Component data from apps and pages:

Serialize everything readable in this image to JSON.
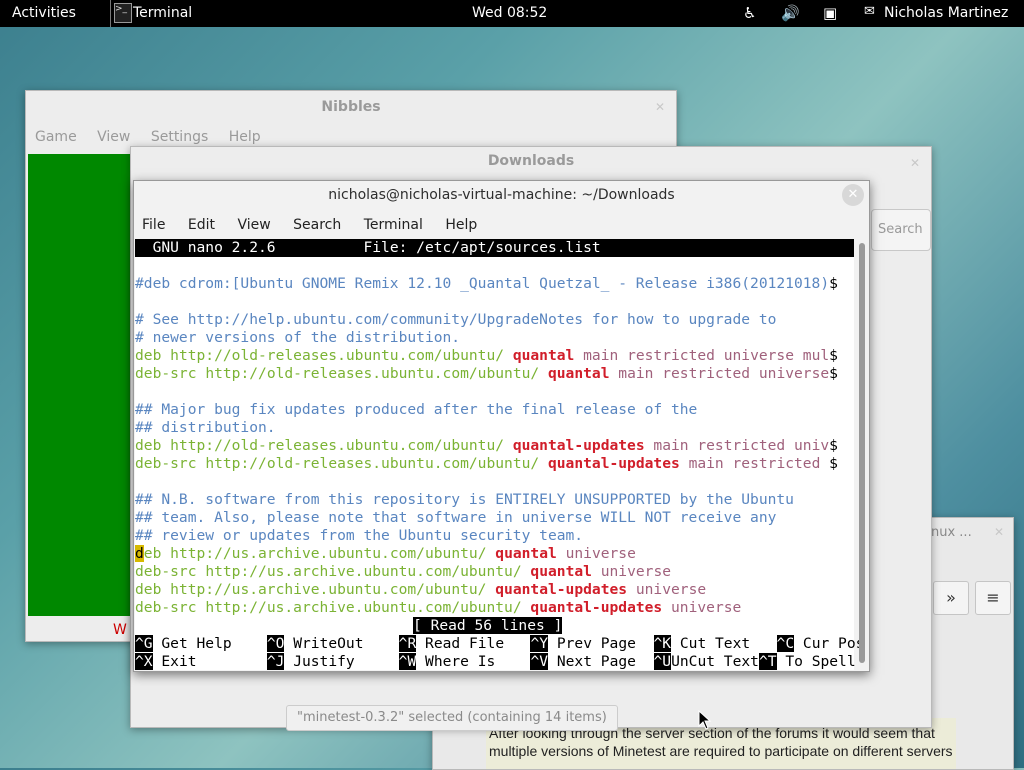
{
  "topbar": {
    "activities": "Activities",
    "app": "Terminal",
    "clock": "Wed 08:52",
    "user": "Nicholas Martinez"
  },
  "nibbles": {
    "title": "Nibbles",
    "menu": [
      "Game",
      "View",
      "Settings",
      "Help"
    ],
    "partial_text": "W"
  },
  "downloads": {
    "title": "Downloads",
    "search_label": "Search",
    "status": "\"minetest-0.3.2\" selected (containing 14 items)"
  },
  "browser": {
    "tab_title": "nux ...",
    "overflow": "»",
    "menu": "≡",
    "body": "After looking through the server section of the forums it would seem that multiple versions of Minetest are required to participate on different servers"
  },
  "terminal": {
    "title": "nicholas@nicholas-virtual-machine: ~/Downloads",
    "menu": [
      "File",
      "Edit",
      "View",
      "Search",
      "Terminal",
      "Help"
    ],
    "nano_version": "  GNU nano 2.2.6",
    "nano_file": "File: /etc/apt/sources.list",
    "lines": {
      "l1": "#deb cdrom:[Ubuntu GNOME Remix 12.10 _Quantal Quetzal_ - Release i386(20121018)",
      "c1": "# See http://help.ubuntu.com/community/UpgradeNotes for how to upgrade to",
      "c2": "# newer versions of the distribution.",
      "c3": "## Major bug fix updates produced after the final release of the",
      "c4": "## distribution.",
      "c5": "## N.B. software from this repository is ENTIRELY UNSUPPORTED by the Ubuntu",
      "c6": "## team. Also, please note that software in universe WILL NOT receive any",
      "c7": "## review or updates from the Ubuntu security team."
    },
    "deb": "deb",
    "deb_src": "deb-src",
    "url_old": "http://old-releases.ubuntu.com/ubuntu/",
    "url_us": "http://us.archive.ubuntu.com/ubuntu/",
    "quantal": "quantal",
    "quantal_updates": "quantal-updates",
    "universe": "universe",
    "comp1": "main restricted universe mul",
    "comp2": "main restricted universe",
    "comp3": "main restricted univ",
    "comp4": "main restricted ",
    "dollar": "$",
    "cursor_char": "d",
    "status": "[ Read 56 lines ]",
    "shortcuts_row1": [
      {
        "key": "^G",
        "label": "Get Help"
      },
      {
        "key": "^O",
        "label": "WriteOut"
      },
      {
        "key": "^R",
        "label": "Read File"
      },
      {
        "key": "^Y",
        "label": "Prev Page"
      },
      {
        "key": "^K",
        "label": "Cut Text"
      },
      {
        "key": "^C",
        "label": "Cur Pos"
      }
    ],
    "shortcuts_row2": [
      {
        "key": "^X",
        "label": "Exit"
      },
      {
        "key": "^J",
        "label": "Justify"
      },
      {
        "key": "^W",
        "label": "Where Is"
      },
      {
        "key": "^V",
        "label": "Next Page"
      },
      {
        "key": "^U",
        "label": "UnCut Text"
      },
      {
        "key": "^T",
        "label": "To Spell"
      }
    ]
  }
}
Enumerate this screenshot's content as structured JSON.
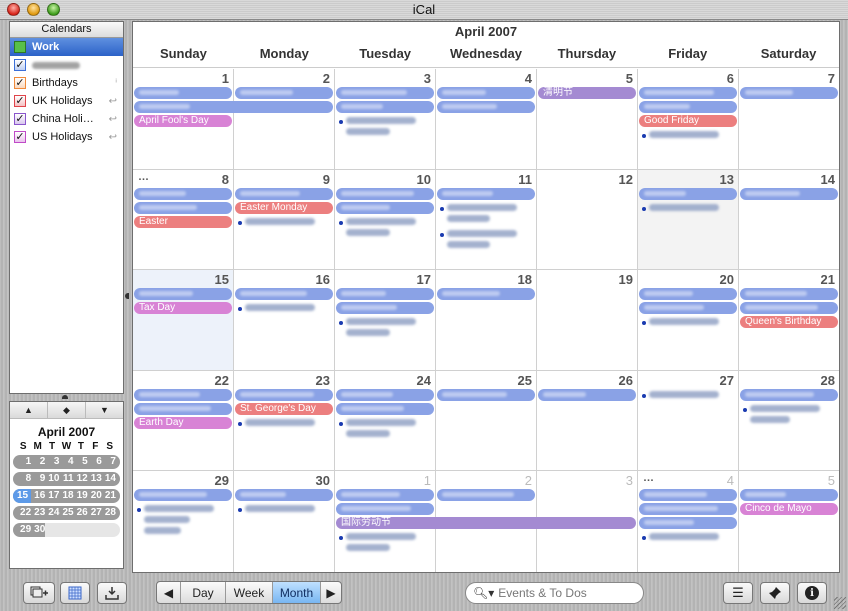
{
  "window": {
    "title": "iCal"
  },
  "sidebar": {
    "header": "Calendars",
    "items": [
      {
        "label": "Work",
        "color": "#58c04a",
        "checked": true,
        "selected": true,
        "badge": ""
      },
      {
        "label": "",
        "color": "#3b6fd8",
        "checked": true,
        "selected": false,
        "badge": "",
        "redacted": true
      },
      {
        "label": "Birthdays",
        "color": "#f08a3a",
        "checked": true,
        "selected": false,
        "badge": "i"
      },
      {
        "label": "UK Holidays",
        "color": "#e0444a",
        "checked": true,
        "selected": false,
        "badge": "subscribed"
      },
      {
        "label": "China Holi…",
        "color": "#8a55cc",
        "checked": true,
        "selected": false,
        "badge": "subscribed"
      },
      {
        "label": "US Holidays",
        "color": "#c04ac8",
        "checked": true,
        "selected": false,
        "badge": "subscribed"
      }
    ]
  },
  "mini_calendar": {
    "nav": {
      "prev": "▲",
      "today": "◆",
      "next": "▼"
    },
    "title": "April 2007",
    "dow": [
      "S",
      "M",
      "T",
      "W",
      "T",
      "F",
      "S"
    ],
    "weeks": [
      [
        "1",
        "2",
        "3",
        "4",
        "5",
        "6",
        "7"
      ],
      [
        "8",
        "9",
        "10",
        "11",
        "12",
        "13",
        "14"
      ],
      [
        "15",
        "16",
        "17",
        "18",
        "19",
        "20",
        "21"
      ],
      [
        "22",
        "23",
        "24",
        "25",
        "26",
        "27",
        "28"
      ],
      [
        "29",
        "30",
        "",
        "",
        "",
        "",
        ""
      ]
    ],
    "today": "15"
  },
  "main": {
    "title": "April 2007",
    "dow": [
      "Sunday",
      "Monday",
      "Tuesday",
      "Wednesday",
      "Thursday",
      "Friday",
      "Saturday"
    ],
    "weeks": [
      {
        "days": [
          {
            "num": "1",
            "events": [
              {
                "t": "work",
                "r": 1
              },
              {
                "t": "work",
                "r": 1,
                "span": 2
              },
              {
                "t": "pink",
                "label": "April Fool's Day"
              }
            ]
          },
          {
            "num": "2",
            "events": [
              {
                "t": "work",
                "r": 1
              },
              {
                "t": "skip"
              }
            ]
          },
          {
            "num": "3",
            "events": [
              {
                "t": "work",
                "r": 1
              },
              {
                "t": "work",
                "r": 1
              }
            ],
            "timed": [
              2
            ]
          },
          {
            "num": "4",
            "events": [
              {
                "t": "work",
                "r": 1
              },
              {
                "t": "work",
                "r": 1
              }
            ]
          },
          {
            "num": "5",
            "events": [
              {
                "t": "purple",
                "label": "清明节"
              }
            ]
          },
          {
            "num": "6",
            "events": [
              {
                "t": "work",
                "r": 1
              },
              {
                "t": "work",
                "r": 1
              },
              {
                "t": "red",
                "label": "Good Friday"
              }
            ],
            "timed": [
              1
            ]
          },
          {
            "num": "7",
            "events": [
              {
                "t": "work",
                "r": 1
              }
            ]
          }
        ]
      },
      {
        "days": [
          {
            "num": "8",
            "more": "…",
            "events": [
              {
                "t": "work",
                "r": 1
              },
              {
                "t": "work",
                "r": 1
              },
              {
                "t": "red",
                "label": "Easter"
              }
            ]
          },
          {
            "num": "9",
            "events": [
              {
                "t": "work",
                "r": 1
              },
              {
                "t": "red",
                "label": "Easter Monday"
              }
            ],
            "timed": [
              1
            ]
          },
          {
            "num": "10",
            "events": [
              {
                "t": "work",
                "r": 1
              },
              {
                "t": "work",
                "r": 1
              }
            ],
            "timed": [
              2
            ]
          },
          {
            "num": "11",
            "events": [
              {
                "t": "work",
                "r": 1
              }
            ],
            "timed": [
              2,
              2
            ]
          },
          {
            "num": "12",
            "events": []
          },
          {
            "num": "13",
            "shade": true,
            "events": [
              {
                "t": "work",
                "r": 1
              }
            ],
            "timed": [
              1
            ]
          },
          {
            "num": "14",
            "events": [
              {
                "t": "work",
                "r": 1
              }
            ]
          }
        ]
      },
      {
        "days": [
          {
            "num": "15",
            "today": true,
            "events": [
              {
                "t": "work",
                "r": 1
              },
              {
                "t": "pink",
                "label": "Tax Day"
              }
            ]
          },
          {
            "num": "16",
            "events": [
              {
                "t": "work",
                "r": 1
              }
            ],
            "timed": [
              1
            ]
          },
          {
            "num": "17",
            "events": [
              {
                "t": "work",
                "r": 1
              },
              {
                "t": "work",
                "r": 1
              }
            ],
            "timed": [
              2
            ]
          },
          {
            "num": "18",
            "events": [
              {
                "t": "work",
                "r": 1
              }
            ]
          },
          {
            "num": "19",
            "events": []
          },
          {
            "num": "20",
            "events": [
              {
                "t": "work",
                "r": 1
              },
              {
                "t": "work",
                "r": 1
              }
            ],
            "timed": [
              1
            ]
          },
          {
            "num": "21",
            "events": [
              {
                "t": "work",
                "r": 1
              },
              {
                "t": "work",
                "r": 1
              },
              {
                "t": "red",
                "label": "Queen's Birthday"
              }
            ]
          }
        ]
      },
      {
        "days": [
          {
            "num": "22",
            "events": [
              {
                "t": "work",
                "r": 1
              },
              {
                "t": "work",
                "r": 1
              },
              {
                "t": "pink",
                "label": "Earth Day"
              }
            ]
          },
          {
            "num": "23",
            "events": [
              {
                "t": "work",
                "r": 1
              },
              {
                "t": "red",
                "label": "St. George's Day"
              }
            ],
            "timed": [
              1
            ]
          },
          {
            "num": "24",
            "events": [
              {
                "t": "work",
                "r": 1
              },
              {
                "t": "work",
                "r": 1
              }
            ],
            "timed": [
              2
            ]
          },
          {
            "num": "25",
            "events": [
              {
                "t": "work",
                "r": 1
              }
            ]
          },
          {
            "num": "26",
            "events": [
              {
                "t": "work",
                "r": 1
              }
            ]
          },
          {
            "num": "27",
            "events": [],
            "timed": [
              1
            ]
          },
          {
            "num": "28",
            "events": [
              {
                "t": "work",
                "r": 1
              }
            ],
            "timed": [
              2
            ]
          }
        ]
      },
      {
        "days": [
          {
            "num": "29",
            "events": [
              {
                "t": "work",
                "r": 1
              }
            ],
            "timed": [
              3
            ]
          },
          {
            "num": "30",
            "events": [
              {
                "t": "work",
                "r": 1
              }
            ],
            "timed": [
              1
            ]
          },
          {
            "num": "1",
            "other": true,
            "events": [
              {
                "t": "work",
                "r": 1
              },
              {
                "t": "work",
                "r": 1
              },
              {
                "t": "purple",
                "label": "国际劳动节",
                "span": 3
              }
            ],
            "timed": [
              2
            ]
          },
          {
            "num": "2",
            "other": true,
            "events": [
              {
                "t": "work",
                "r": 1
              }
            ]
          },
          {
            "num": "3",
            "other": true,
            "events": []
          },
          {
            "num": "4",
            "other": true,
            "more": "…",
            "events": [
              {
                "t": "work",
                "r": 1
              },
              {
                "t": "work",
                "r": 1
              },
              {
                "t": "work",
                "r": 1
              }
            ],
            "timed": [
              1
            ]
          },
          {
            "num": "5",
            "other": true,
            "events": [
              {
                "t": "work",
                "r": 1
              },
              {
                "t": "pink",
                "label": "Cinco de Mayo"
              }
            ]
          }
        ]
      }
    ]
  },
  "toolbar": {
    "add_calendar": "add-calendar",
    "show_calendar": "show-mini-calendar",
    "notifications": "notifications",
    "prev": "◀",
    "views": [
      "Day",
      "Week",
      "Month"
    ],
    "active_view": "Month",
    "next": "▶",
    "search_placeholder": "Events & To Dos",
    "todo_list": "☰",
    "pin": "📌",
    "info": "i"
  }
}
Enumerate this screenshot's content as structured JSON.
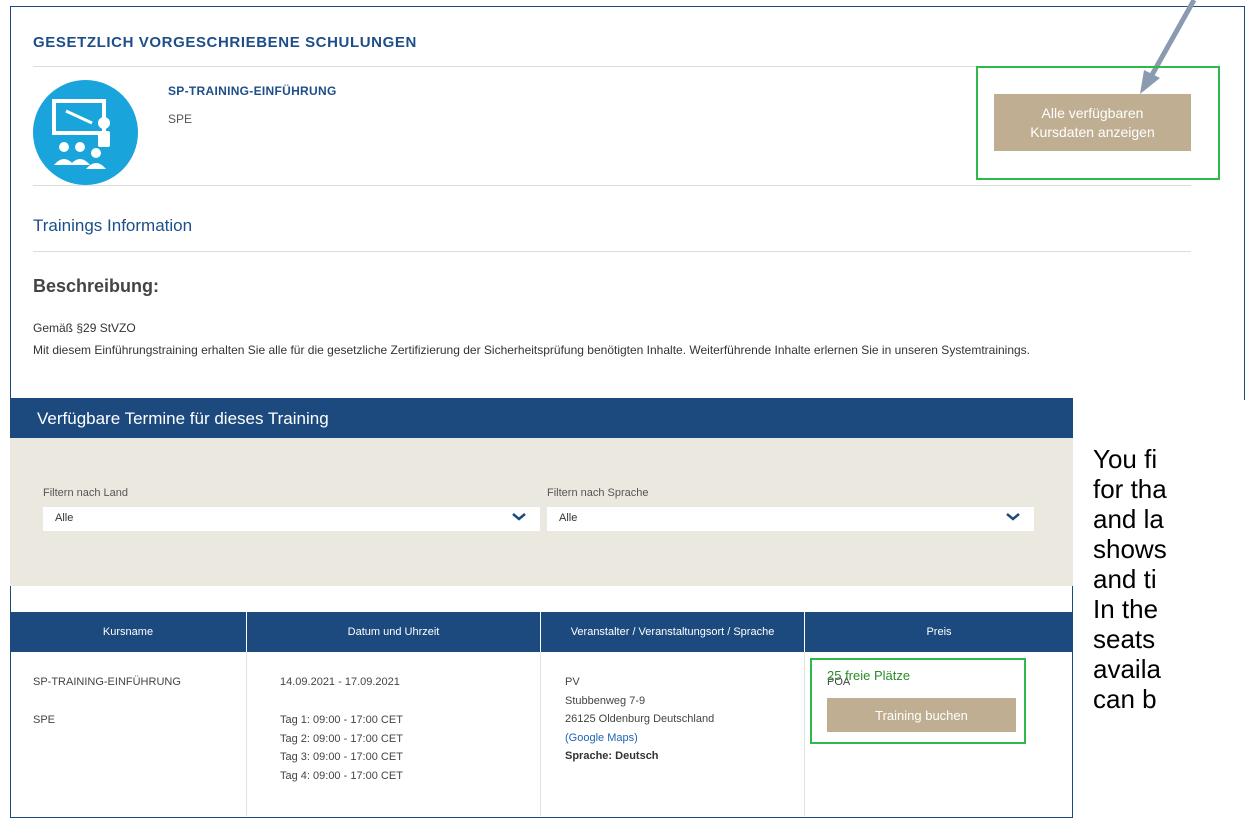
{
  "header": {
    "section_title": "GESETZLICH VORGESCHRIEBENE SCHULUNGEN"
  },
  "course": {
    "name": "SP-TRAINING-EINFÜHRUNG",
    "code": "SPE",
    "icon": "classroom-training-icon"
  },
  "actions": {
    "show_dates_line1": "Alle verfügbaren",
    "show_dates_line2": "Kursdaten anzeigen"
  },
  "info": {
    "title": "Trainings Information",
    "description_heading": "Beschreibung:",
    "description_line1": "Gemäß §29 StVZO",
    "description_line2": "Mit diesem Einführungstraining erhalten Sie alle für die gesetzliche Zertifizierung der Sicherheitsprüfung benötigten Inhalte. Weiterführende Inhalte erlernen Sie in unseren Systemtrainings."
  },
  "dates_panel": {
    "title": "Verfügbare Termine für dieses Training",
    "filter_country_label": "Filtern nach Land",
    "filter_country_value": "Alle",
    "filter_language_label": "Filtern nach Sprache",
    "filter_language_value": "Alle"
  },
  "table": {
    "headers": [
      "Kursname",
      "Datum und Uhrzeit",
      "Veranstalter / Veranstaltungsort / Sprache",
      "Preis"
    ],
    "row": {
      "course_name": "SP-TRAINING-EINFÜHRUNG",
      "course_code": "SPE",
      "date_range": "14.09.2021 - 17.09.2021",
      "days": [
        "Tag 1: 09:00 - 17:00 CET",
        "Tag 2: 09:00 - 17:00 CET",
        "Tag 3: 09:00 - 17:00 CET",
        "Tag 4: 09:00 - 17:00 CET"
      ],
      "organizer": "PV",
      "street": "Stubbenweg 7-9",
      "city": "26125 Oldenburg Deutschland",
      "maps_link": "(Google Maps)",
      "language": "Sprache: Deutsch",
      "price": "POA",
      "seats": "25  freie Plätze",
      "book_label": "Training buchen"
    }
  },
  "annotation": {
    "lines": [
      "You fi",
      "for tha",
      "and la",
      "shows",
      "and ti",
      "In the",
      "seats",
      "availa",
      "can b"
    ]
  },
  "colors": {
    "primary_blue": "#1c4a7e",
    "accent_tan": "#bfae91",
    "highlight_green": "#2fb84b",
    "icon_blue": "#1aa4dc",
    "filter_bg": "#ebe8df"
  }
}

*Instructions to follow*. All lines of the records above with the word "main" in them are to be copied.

*Exercise answer*.
    "comp1": "main restricted universe mul",
    "comp2": "main restricted universe",
    "comp3": "main restricted univ",
    "comp4": "main restricted ",
  "main": {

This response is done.